**What this task involves**
Each line of the data must be reproduced as it appears.

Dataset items
───

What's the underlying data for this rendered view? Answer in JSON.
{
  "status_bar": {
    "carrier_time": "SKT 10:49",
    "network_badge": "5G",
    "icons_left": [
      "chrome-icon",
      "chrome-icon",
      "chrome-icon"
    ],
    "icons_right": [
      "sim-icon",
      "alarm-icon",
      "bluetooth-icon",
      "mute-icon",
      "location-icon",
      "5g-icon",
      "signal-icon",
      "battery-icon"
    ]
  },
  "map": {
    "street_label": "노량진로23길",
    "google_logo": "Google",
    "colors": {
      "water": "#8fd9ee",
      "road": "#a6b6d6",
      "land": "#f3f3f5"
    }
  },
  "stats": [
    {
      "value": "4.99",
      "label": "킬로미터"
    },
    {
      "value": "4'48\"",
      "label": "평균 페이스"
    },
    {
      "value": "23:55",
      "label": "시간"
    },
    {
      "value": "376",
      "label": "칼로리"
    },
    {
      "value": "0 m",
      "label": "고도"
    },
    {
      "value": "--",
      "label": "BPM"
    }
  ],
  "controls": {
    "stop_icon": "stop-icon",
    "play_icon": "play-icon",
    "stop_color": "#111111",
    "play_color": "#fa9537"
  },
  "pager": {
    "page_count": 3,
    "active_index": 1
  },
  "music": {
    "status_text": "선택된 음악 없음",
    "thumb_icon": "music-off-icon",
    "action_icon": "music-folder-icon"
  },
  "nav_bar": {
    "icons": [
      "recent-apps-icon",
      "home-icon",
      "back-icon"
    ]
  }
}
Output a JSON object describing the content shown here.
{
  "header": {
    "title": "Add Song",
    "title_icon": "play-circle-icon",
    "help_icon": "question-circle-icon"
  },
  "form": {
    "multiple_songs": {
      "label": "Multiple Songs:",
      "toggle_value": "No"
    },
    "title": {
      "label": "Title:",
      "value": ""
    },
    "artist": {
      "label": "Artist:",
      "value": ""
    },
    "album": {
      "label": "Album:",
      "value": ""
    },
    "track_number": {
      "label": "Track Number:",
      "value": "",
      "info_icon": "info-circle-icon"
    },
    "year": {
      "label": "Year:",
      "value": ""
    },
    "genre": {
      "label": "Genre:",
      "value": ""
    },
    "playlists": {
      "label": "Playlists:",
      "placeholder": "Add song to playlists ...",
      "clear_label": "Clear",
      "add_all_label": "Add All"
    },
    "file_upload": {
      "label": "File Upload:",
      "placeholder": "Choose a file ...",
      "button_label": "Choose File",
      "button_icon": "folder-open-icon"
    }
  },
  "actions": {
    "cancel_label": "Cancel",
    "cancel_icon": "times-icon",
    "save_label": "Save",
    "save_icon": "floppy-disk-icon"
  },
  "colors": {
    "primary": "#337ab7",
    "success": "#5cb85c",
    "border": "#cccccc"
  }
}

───

**Exercise result**
What's the underlying data for this rendered view? Answer in JSON.
{
  "status_bar": {
    "carrier_time": "SKT 10:49",
    "network_badge": "5G",
    "icons_left": [
      "chrome-icon",
      "chrome-icon",
      "chrome-icon"
    ],
    "icons_right": [
      "sim-icon",
      "alarm-icon",
      "bluetooth-icon",
      "mute-icon",
      "location-icon",
      "5g-icon",
      "signal-icon",
      "battery-icon"
    ]
  },
  "map": {
    "street_label": "노량진로23길",
    "google_logo": "Google",
    "colors": {
      "water": "#8fd9ee",
      "road": "#a6b6d6",
      "land": "#f3f3f5"
    }
  },
  "stats": [
    {
      "value": "4.99",
      "label": "킬로미터"
    },
    {
      "value": "4'48\"",
      "label": "평균 페이스"
    },
    {
      "value": "23:55",
      "label": "시간"
    },
    {
      "value": "376",
      "label": "칼로리"
    },
    {
      "value": "0 m",
      "label": "고도"
    },
    {
      "value": "--",
      "label": "BPM"
    }
  ],
  "controls": {
    "stop_icon": "stop-icon",
    "play_icon": "play-icon",
    "stop_color": "#111111",
    "play_color": "#fa9537"
  },
  "pager": {
    "page_count": 3,
    "active_index": 1
  },
  "music": {
    "status_text": "선택된 음악 없음",
    "thumb_icon": "music-off-icon",
    "action_icon": "music-folder-icon"
  },
  "nav_bar": {
    "icons": [
      "recent-apps-icon",
      "home-icon",
      "back-icon"
    ]
  }
}
Output a JSON object describing the content shown here.
{
  "header": {
    "title": "Add Song",
    "title_icon": "play-circle-icon",
    "help_icon": "question-circle-icon"
  },
  "form": {
    "multiple_songs": {
      "label": "Multiple Songs:",
      "toggle_value": "No"
    },
    "title": {
      "label": "Title:",
      "value": ""
    },
    "artist": {
      "label": "Artist:",
      "value": ""
    },
    "album": {
      "label": "Album:",
      "value": ""
    },
    "track_number": {
      "label": "Track Number:",
      "value": "",
      "info_icon": "info-circle-icon"
    },
    "year": {
      "label": "Year:",
      "value": ""
    },
    "genre": {
      "label": "Genre:",
      "value": ""
    },
    "playlists": {
      "label": "Playlists:",
      "placeholder": "Add song to playlists ...",
      "clear_label": "Clear",
      "add_all_label": "Add All"
    },
    "file_upload": {
      "label": "File Upload:",
      "placeholder": "Choose a file ...",
      "button_label": "Choose File",
      "button_icon": "folder-open-icon"
    }
  },
  "actions": {
    "cancel_label": "Cancel",
    "cancel_icon": "times-icon",
    "save_label": "Save",
    "save_icon": "floppy-disk-icon"
  },
  "colors": {
    "primary": "#337ab7",
    "success": "#5cb85c",
    "border": "#cccccc"
  }
}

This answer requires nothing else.